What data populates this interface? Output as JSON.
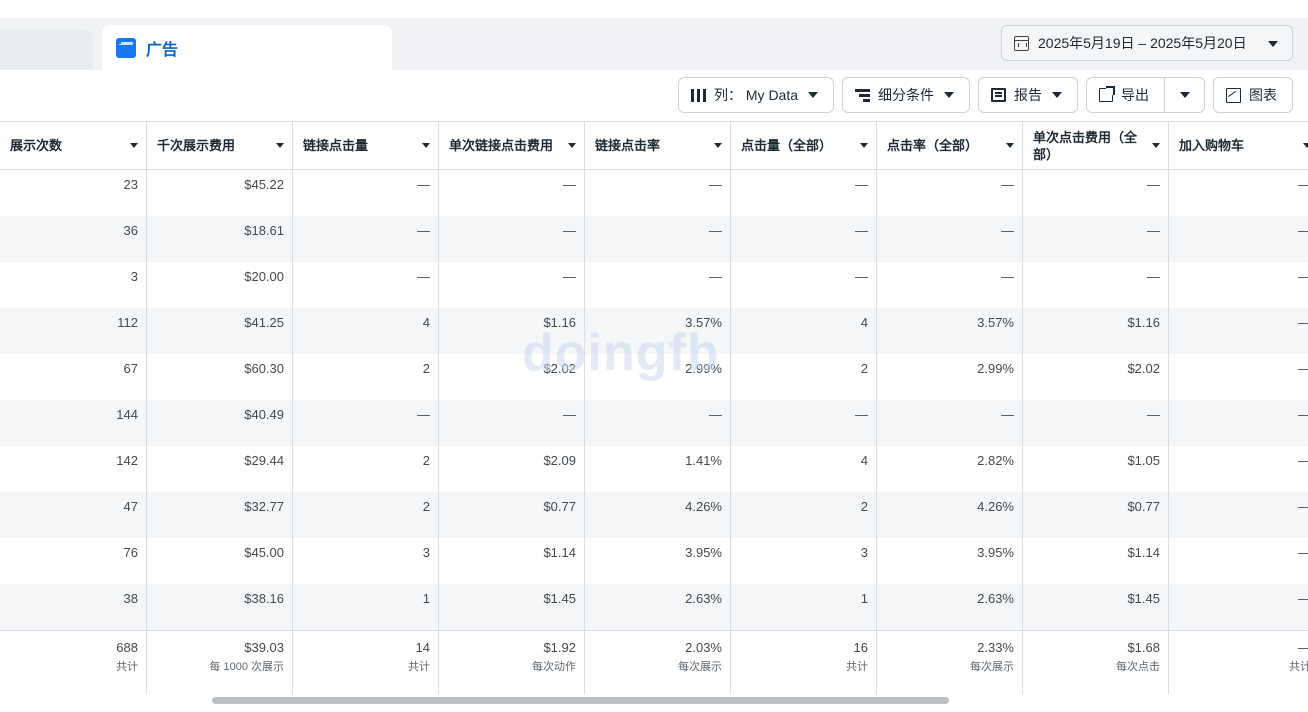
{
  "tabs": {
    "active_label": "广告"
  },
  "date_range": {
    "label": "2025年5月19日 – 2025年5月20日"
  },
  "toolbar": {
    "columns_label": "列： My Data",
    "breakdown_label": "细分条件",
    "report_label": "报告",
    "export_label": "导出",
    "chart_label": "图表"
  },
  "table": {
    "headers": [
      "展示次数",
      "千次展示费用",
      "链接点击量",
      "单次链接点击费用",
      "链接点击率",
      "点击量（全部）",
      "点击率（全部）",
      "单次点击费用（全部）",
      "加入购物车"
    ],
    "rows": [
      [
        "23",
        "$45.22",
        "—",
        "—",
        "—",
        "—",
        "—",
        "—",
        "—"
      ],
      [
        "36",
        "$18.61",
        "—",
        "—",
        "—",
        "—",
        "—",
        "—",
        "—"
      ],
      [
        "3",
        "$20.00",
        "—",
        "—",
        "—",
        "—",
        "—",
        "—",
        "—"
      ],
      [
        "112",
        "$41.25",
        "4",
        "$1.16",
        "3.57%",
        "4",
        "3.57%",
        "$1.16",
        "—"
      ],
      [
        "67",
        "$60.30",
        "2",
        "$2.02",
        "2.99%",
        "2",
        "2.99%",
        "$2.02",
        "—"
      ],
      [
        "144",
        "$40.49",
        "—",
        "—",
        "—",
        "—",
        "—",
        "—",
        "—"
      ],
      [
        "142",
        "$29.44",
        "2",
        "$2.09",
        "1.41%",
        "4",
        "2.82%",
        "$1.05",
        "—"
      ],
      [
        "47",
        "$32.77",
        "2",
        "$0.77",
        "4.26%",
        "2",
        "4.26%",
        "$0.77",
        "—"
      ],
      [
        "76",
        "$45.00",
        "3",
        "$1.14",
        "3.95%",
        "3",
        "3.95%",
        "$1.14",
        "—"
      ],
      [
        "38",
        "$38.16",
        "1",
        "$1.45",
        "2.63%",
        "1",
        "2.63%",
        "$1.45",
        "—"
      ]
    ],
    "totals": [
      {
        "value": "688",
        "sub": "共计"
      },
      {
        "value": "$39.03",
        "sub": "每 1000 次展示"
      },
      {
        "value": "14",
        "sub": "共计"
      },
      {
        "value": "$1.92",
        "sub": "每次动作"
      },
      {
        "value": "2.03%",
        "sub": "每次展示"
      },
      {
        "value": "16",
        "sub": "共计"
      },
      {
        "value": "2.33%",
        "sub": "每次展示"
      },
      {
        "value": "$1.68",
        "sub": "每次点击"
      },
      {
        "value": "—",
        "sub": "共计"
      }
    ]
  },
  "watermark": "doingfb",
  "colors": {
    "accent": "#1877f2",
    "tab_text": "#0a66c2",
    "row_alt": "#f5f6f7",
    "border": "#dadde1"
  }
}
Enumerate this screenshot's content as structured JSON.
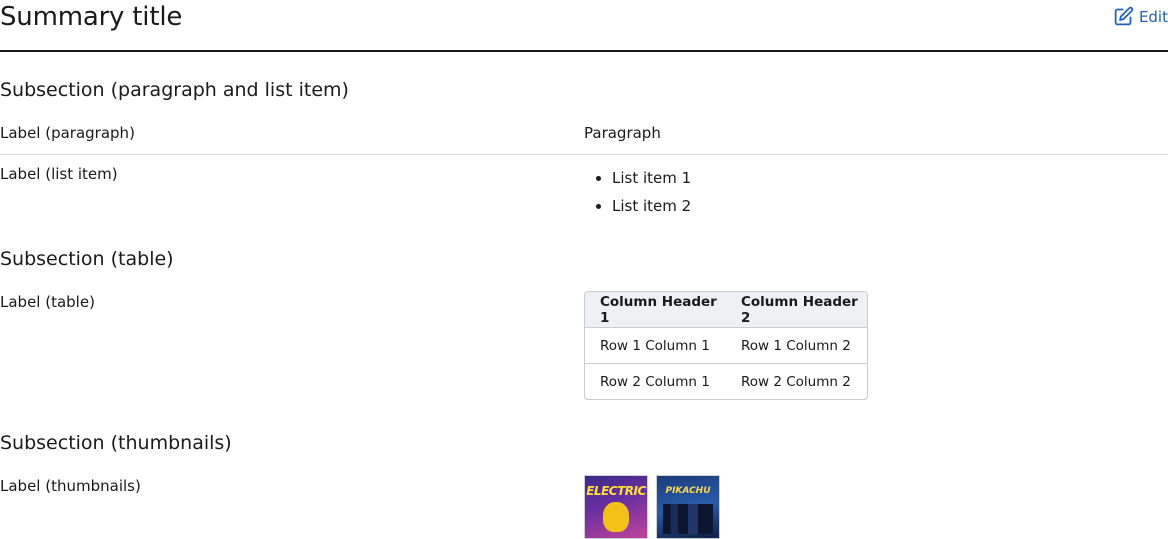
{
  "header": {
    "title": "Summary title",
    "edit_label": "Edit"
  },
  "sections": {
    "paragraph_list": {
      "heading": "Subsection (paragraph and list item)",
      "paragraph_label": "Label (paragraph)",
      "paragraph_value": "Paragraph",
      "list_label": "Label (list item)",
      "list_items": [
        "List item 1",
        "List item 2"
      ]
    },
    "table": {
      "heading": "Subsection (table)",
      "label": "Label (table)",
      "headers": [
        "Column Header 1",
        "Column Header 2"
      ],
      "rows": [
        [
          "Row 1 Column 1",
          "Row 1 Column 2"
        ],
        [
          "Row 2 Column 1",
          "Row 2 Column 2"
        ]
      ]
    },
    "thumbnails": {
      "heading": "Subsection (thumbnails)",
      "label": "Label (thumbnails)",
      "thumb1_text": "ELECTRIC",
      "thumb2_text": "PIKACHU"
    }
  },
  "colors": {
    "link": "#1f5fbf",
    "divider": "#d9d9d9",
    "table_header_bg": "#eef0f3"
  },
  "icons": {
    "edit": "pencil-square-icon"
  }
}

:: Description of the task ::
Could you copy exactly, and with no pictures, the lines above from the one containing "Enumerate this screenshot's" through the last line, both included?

:: Solution to the exercise ::
Enumerate this screenshot's content as structured JSON.
{
  "header": {
    "title": "Summary title",
    "edit_label": "Edit"
  },
  "sections": {
    "paragraph_list": {
      "heading": "Subsection (paragraph and list item)",
      "paragraph_label": "Label (paragraph)",
      "paragraph_value": "Paragraph",
      "list_label": "Label (list item)",
      "list_items": [
        "List item 1",
        "List item 2"
      ]
    },
    "table": {
      "heading": "Subsection (table)",
      "label": "Label (table)",
      "headers": [
        "Column Header 1",
        "Column Header 2"
      ],
      "rows": [
        [
          "Row 1 Column 1",
          "Row 1 Column 2"
        ],
        [
          "Row 2 Column 1",
          "Row 2 Column 2"
        ]
      ]
    },
    "thumbnails": {
      "heading": "Subsection (thumbnails)",
      "label": "Label (thumbnails)",
      "thumb1_text": "ELECTRIC",
      "thumb2_text": "PIKACHU"
    }
  },
  "colors": {
    "link": "#1f5fbf",
    "divider": "#d9d9d9",
    "table_header_bg": "#eef0f3"
  },
  "icons": {
    "edit": "pencil-square-icon"
  }
}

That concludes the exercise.